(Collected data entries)
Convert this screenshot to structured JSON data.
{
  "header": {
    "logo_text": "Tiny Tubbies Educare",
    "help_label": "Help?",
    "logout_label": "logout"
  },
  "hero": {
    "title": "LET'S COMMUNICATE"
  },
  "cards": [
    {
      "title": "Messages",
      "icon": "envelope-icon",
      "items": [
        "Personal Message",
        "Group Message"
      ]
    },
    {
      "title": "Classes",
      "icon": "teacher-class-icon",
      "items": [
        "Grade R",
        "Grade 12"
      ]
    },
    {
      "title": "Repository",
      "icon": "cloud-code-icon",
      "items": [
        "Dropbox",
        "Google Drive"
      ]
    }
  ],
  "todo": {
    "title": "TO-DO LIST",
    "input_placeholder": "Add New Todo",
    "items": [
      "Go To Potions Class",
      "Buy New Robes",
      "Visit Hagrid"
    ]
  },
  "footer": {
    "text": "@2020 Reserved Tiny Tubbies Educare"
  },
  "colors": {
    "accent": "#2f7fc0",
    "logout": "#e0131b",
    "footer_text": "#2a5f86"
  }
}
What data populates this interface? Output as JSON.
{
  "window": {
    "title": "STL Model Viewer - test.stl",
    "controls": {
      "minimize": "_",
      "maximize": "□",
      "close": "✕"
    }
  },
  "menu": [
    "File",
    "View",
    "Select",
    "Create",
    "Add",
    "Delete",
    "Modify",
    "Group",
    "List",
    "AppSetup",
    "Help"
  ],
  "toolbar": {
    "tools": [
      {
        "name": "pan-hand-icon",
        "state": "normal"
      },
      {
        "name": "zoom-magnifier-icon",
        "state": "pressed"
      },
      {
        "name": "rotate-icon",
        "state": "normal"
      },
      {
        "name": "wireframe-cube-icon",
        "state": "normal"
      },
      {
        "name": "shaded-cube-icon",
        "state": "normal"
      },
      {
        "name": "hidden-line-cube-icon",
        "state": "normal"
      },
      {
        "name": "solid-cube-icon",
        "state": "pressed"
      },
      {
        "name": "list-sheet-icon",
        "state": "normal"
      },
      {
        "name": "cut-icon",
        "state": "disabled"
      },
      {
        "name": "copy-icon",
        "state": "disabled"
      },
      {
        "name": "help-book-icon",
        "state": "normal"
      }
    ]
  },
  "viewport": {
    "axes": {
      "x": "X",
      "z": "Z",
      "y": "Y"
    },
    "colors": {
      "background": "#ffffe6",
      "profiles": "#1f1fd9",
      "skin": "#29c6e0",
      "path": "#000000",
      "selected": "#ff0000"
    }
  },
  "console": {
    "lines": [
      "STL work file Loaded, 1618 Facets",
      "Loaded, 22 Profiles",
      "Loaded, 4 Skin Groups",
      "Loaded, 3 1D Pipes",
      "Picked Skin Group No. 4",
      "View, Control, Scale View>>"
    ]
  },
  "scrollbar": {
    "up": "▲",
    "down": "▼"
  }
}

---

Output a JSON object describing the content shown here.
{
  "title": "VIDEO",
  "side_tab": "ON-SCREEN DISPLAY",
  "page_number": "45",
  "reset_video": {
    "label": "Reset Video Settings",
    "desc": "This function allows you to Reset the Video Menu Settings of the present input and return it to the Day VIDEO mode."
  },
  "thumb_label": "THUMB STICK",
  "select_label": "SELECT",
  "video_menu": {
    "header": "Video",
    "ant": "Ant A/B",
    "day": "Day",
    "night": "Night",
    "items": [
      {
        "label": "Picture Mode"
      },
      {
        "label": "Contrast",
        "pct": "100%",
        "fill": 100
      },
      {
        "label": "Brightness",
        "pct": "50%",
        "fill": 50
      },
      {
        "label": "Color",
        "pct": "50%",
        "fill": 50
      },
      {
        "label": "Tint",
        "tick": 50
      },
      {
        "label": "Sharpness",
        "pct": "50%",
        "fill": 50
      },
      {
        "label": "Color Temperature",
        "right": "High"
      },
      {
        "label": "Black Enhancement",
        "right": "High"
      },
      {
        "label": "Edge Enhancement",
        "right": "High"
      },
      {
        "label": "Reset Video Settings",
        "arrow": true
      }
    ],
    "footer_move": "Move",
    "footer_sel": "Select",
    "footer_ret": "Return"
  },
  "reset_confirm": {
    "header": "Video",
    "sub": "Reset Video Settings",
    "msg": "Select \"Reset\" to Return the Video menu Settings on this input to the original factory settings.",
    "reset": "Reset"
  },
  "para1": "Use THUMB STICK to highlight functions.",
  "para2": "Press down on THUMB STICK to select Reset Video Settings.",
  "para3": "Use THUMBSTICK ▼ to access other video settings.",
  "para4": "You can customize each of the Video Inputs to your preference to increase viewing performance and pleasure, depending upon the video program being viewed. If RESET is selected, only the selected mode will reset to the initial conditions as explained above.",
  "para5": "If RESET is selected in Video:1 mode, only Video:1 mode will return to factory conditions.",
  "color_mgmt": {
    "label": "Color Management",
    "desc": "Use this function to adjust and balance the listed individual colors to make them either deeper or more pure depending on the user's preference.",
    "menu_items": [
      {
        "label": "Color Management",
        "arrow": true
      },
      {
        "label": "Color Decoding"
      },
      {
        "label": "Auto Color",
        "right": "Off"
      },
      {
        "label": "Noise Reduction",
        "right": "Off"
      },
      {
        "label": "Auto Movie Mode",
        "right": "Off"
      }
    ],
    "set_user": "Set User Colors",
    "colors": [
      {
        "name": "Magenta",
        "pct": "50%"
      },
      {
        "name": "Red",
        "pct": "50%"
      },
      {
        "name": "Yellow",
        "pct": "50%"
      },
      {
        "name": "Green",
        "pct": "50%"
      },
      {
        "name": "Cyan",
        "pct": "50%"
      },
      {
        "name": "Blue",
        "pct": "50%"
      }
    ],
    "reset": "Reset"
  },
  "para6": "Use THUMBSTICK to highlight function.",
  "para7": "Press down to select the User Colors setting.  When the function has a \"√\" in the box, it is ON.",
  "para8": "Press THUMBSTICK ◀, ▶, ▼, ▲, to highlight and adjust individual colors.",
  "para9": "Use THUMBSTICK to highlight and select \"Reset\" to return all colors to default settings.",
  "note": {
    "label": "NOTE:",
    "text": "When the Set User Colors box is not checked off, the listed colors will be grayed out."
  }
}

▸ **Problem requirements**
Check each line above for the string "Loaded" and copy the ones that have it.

▸ **Result of the task**
      "STL work file Loaded, 1618 Facets",
      "Loaded, 22 Profiles",
      "Loaded, 4 Skin Groups",
      "Loaded, 3 1D Pipes",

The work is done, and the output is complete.